[[ Data for the task open ]]

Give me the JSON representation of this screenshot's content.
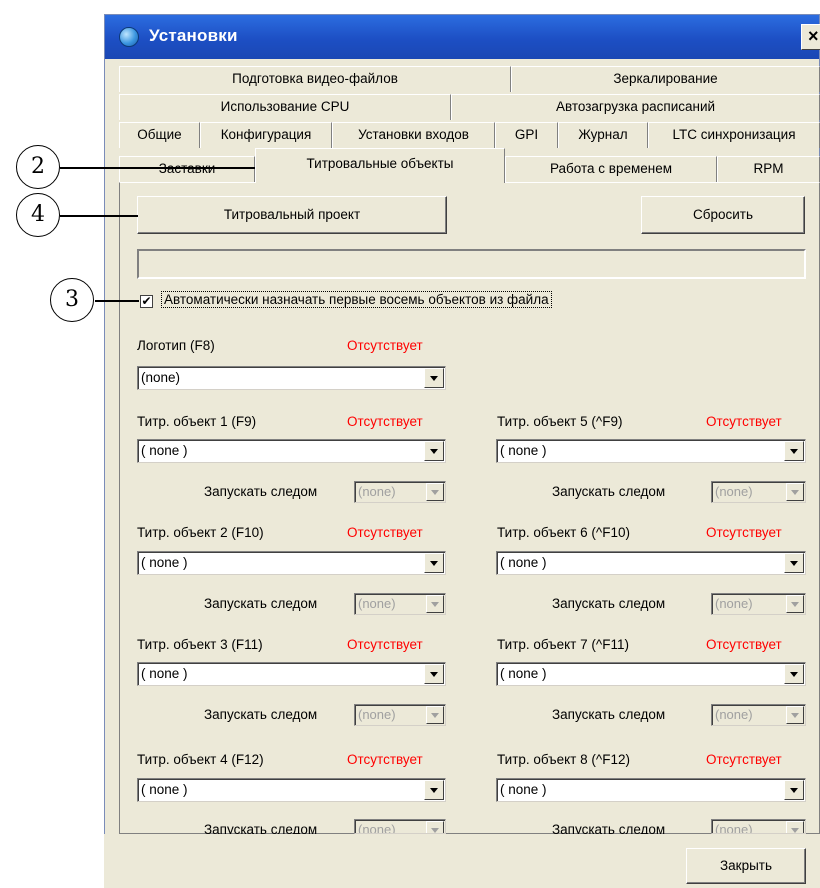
{
  "window": {
    "title": "Установки",
    "close": "×"
  },
  "tabs": {
    "row1": [
      "Подготовка видео-файлов",
      "Зеркалирование"
    ],
    "row2": [
      "Использование CPU",
      "Автозагрузка расписаний"
    ],
    "row3": [
      "Общие",
      "Конфигурация",
      "Установки входов",
      "GPI",
      "Журнал",
      "LTC синхронизация"
    ],
    "row4": [
      "Заставки",
      "Титровальные объекты",
      "Работа с временем",
      "RPM"
    ]
  },
  "panel": {
    "project_button": "Титровальный проект",
    "reset_button": "Сбросить",
    "auto_assign_checked": true,
    "auto_assign_label": "Автоматически назначать первые восемь объектов из файла",
    "logo": {
      "label": "Логотип (F8)",
      "status": "Отсутствует",
      "value": "(none)"
    },
    "run_next_label": "Запускать следом",
    "run_next_value": "(none)",
    "objects_left": [
      {
        "label": "Титр. объект 1 (F9)",
        "status": "Отсутствует",
        "value": "( none )"
      },
      {
        "label": "Титр. объект 2 (F10)",
        "status": "Отсутствует",
        "value": "( none )"
      },
      {
        "label": "Титр. объект 3 (F11)",
        "status": "Отсутствует",
        "value": "( none )"
      },
      {
        "label": "Титр. объект 4 (F12)",
        "status": "Отсутствует",
        "value": "( none )"
      }
    ],
    "objects_right": [
      {
        "label": "Титр. объект 5 (^F9)",
        "status": "Отсутствует",
        "value": "( none )"
      },
      {
        "label": "Титр. объект 6 (^F10)",
        "status": "Отсутствует",
        "value": "( none )"
      },
      {
        "label": "Титр. объект 7 (^F11)",
        "status": "Отсутствует",
        "value": "( none )"
      },
      {
        "label": "Титр. объект 8 (^F12)",
        "status": "Отсутствует",
        "value": "( none )"
      }
    ]
  },
  "footer": {
    "close_button": "Закрыть"
  },
  "callouts": [
    "2",
    "4",
    "3"
  ],
  "colors": {
    "title_bar": "#1d4fc4",
    "status_missing": "#ff0000",
    "dialog_bg": "#ece9d8"
  }
}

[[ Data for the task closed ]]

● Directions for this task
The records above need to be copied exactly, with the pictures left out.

● Problem solution
Give me the JSON representation of this screenshot's content.
{
  "window": {
    "title": "Установки",
    "close": "×"
  },
  "tabs": {
    "row1": [
      "Подготовка видео-файлов",
      "Зеркалирование"
    ],
    "row2": [
      "Использование CPU",
      "Автозагрузка расписаний"
    ],
    "row3": [
      "Общие",
      "Конфигурация",
      "Установки входов",
      "GPI",
      "Журнал",
      "LTC синхронизация"
    ],
    "row4": [
      "Заставки",
      "Титровальные объекты",
      "Работа с временем",
      "RPM"
    ]
  },
  "panel": {
    "project_button": "Титровальный проект",
    "reset_button": "Сбросить",
    "auto_assign_checked": true,
    "auto_assign_label": "Автоматически назначать первые восемь объектов из файла",
    "logo": {
      "label": "Логотип (F8)",
      "status": "Отсутствует",
      "value": "(none)"
    },
    "run_next_label": "Запускать следом",
    "run_next_value": "(none)",
    "objects_left": [
      {
        "label": "Титр. объект 1 (F9)",
        "status": "Отсутствует",
        "value": "( none )"
      },
      {
        "label": "Титр. объект 2 (F10)",
        "status": "Отсутствует",
        "value": "( none )"
      },
      {
        "label": "Титр. объект 3 (F11)",
        "status": "Отсутствует",
        "value": "( none )"
      },
      {
        "label": "Титр. объект 4 (F12)",
        "status": "Отсутствует",
        "value": "( none )"
      }
    ],
    "objects_right": [
      {
        "label": "Титр. объект 5 (^F9)",
        "status": "Отсутствует",
        "value": "( none )"
      },
      {
        "label": "Титр. объект 6 (^F10)",
        "status": "Отсутствует",
        "value": "( none )"
      },
      {
        "label": "Титр. объект 7 (^F11)",
        "status": "Отсутствует",
        "value": "( none )"
      },
      {
        "label": "Титр. объект 8 (^F12)",
        "status": "Отсутствует",
        "value": "( none )"
      }
    ]
  },
  "footer": {
    "close_button": "Закрыть"
  },
  "callouts": [
    "2",
    "4",
    "3"
  ],
  "colors": {
    "title_bar": "#1d4fc4",
    "status_missing": "#ff0000",
    "dialog_bg": "#ece9d8"
  }
}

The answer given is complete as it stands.